Libya seeks Russian help
Libyan Prime Minister Fayez Seraj of the U.N.-backed government in Tripoli had said that he would like Russia to help overcome deadlock in the country, which was struggling with divisions among militias and an Islamist militant threat. In an interview with Reuters, Seraj expressed hope that Moscow might act as an intermediary between him and Khalifa Haftar, a military commander who was supported by factions based in the east of Libya. Seraj's Government of National Accord had been trying to formulate plans for unified Libyan security forces since arriving in Tripoli in March, but had made little progress. Neighbouring Egypt talked this month to the Tripoli and eastern factions, which were both vying for control of the whole country. However, it failed to engineer a meeting between the two key figures, Seraj and Haftar. Asked whether Moscow could become a useful intermediary to pass on political messages or pressure to Haftar, Seraj said"Yes". Seraj had already held talks with Russian Foreign Minister Sergei Lavrov and Moscow's ambassador in Libya. Egyptian sources had said Seraj and Haftar agreed to honour a plan for creating a joint committee to negotiate reconciliation and elections by February 2018. But Seraj said: "There was no agreement in Cairo... Unfortunately the other side remains stubborn in rejecting dialogue."
Juncker advocates stiff stance

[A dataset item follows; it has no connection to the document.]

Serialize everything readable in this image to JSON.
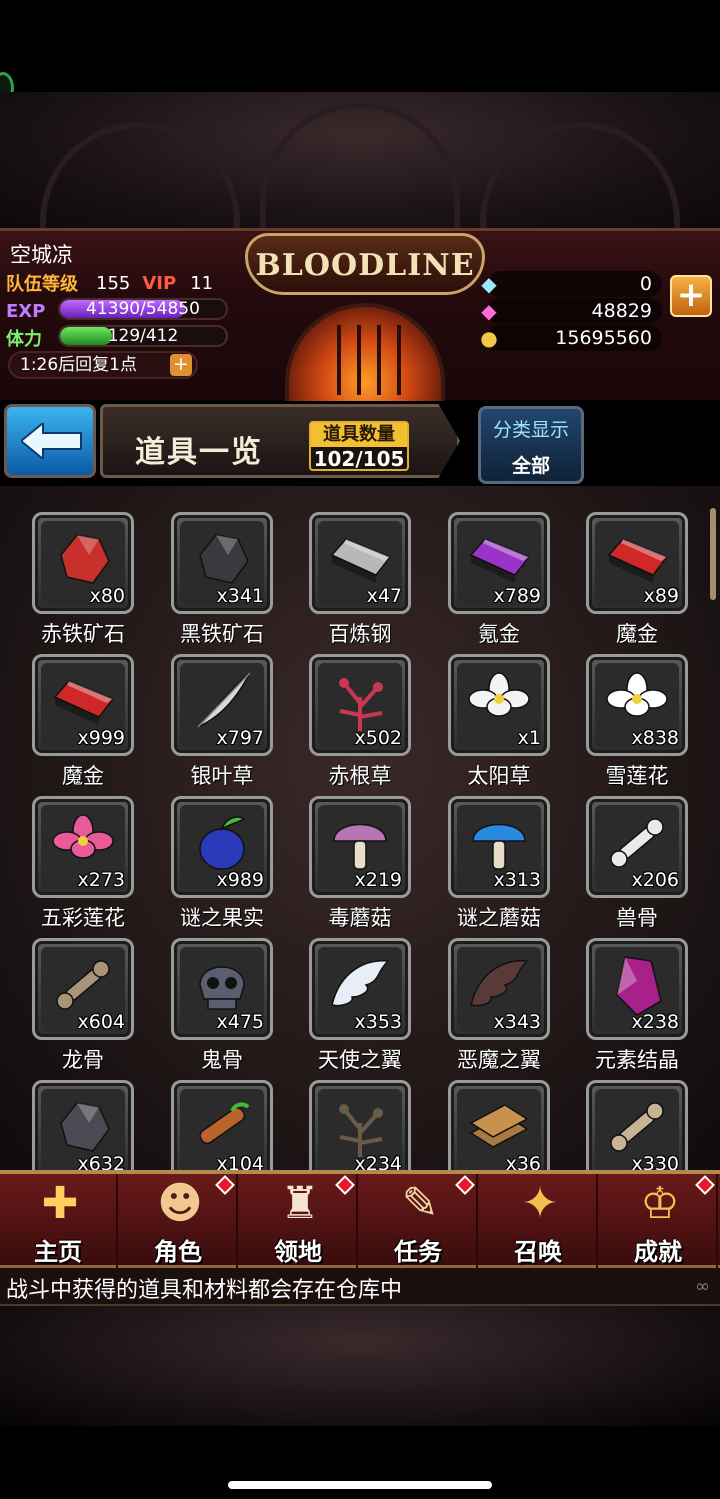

European Commission President Jean-Claude Juncker had said that Europe must not cave in to U.S demands to raise military spending, arguing that development and humanitarian aid could also count as security. U.S. President Donald Trump had raised questions about his commitment to the NATO defence alliance if European countries did not raise defence spending to 2 percent of economic output. The United States was paying 70 percent of alliance funds. U.S. Defence Secretary Jim Mattis had warned North Atlantic Treaty Organization allies that they must honour military spending pledges to make sure the United States did not moderate its support. Juncker said in a speech on the sidelines of the international Munich Security Conference "It has been the American message for many, many years. I am very much against letting ourselves be pushed into this," . He said he knew that Germany would no longer have a budget surplus if it increased defence spending to 2 percent of GDP from 1.22 percent. "I don't like our American friends narrowing down this concept of security to the military," he said, arguing it would be sensible to look at a "modern stability policy" made up of several components. Juncker said that if one looked at what Europe was doing in defence plus development aid, plus humanitarian aid, the comparison with the United States would look rather different. Modern politics could not just be about raising defence spending.
“What’s he been smoking” asks Carl Bildt
Former Swedish Foreign Minister Carl Bildt had tweeted "Sweden? Terror attack? What has he been smoking? Questions abound," . The tweet came after U.S. President Donald Trump's suggested that Sweden experienced an immigration-related security incident. His comment prompted a baffled response from the Scandinavian country as diplomats asked for an explanation and citizens responded with amusement. Trump, who in his first weeks in office had tried to sharply tighten U.S. borders on national security grounds, cited Sweden as a country that had experienced problems with immigrants. He told a rally "You look at what's happening last night in Sweden," Trump said. "Sweden. Who would believe this? Sweden. They took in large numbers. They're having problems like they never thought possible." That appeared to confuse the Swedish government, which asked the U.S. State Department to explain what the new President meant. Swedish news sources made no mention of a recent terrorism attack or other high-profile crime in the country. "Nothing spectacular happened in Sweden on Friday," wrote the Local, an English-language website in Sweden. Swedish Foreign Minister Margot Wallstrom appeared to respond to Trump's latest statement by posting on Twitter an excerpt of a recent speech in which she said democracy and diplomacy "require us to respect science, facts and the media." Other Swedes mocked Trump's remark on Twitter using the hashtag #LastNightInSweden, posting pictures of reindeer, Swedish meatballs and people assembling the country's famous IKEA furniture.
Mogadishu car bombing
At least 14 people were killed on Sunday when a car packed with explosives blew up near a busy intersection in Mogadishu. The explosion was the first big attack in the Somali capital since the election of new President Mohamed Abdullahi Mohamed — nicknamed Farmajo — although several mortar blasts claimed by Al-Shabaab militants marked the official handover of power last week. Witnesses said the bombing targeted an intersection in southern Mogadishu's Madina district where soldiers, civilians and traders were present. AU troops drove Shabaab militants out of Mogadishu in August 2011 but the militants continued to control rural areas and launched repeated attacks in the capital.